With a turnover of more than 2.5m and 130 staff, Tobias admits she couldn't have achieved such phenomenal growth starting up her own pizza business.

There are significant advantages, such as advertising at a national level, a high degree of brand awareness, and the benefits of sourcing quality ingredients at the kind of prices that only come with economies of scale. In addition, says Tobias, the support from Domino's head office in every aspect of the business, from technology to marketing, has been invaluable.

"I don't think I would have been able to grow as quickly, and I would probably have spent more learning from my mistakes," she says. "But it's important to remember that a franchise is still your own business, it's not as if you are working for anyone else, you are just benefiting from following a tried and tested formula."
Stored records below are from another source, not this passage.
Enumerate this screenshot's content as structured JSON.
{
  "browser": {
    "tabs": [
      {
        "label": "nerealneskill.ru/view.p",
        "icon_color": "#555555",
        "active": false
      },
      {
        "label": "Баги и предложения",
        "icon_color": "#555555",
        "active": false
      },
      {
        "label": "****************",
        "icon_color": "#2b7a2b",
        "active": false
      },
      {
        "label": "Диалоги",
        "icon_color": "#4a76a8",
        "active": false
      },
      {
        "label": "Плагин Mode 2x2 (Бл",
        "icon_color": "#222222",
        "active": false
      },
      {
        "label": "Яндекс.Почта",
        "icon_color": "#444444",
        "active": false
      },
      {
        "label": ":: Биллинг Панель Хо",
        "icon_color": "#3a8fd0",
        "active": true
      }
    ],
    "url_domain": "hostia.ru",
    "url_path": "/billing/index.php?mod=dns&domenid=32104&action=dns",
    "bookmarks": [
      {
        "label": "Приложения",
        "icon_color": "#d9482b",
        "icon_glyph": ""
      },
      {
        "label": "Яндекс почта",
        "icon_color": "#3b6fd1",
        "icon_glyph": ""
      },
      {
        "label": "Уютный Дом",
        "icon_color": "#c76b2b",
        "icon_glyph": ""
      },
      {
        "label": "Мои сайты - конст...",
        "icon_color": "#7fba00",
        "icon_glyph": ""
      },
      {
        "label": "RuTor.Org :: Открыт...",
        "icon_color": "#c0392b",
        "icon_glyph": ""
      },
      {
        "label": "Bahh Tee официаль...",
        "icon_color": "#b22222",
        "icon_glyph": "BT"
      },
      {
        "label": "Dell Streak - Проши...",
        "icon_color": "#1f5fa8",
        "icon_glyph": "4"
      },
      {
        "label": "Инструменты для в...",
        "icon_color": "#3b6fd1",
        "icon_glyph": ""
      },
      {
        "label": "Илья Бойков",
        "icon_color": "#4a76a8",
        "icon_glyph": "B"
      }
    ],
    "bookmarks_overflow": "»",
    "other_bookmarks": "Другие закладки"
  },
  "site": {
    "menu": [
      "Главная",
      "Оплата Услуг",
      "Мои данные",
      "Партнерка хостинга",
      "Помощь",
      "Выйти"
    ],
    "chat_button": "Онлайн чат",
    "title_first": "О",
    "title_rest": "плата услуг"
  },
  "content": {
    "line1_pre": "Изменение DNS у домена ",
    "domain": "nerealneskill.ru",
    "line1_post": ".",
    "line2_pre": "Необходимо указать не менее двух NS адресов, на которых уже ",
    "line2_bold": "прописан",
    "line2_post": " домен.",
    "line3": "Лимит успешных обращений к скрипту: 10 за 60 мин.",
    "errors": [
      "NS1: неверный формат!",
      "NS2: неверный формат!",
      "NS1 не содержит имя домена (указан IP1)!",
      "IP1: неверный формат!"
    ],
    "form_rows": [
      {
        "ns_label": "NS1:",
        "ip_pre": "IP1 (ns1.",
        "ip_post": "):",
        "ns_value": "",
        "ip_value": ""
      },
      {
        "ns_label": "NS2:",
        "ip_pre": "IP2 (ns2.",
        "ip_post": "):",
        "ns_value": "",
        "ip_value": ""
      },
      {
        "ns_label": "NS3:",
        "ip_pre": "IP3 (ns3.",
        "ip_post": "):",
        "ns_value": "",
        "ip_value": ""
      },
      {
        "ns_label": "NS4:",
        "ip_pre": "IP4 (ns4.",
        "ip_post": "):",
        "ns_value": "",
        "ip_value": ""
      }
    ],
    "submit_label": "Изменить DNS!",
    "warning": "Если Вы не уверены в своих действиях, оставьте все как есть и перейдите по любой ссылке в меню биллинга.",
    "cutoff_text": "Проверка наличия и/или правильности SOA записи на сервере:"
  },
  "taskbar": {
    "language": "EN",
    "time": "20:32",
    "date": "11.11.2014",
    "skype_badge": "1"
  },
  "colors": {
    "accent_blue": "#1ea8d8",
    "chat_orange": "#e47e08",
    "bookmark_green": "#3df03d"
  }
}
In the UK as a whole, the franchise industry is said to be worth 11.4 billion. As a result of the recession, estimated start-up costs have declined and new entrants can expect to pay up to 50,400 in fees and other associated charges. But with the average turnover being 326,000, it's not long before a successful franchisee recoups their outgoings.

Sharon Symon runs a Stagecoach Performing Arts franchise in East Kilbride. She opened her doors in September 2008 to the resounding crash of the financial system. It was a nerve-wracking time but, a year down the line, the business is well established with a healthy turnover and a great team. With a shrewd eye on her future pension, Symon recognised the potential of franchising and is now considering expansion. Her business survived the financial storm in part as a result of the shelter and experience of the large organisation behind her. Stagecoach has weathered two recessions in its 20-year history and come out of both stronger, says Symon.

She also knew she could trust the product to work. "The format is tried and tested, and what I had to do was ensure the quality of what we were offering was really good and people knew about it. Again, there was the network's experience to draw on and a good supply of marketing materials."

While franchising is much less risky than a traditional business start-up, there is no less commitment required to make it work; franchisees can't just rely on the parent company for success. It's vital franchisees research their own market for the product or service they intend to provide.

Fiona Robertson knows from experience that it's important to do your homework before starting out. Robertson spent years working on franchises for brewer Scottish & Newcastle. So when she launched her own franchise, Shoes Glorious Shoes, a couple of months ago, she did so having researched her potential customers and after producing detailed plans.

Now into her second month of trading, Robertson has met her targets and is confident that the business will grow from strength to strength. Just because it works elsewhere, she warns, doesn't mean success is guaranteed in the would-be franchisee's chosen area.

Robertson also advises wannabe franchisees to work closely with their parent company. "To get the most out of the relationship, you should consider it a partnership. You aren't an employee but a business person in your own right, so you should ensure you have detailed and well-researched strategies for both growth and exit, further down the line."

While some of the growth in the franchise market is recession-driven, there are those who believe increased awareness and expansion will continue for the foreseeable future.

Johnny Sellyn has been actively involved in franchising for more than 20 years and, as managing director of whichfranchise.com, he sees on a daily basis the opportunities franchising can bring.

He is keen to raise awareness of the growth opportunities in franchising, and insists it will be key to the future strength of the economy. With traditional business start-ups failing at such a rate, says Sellyn, the safer approach is clearly through franchising.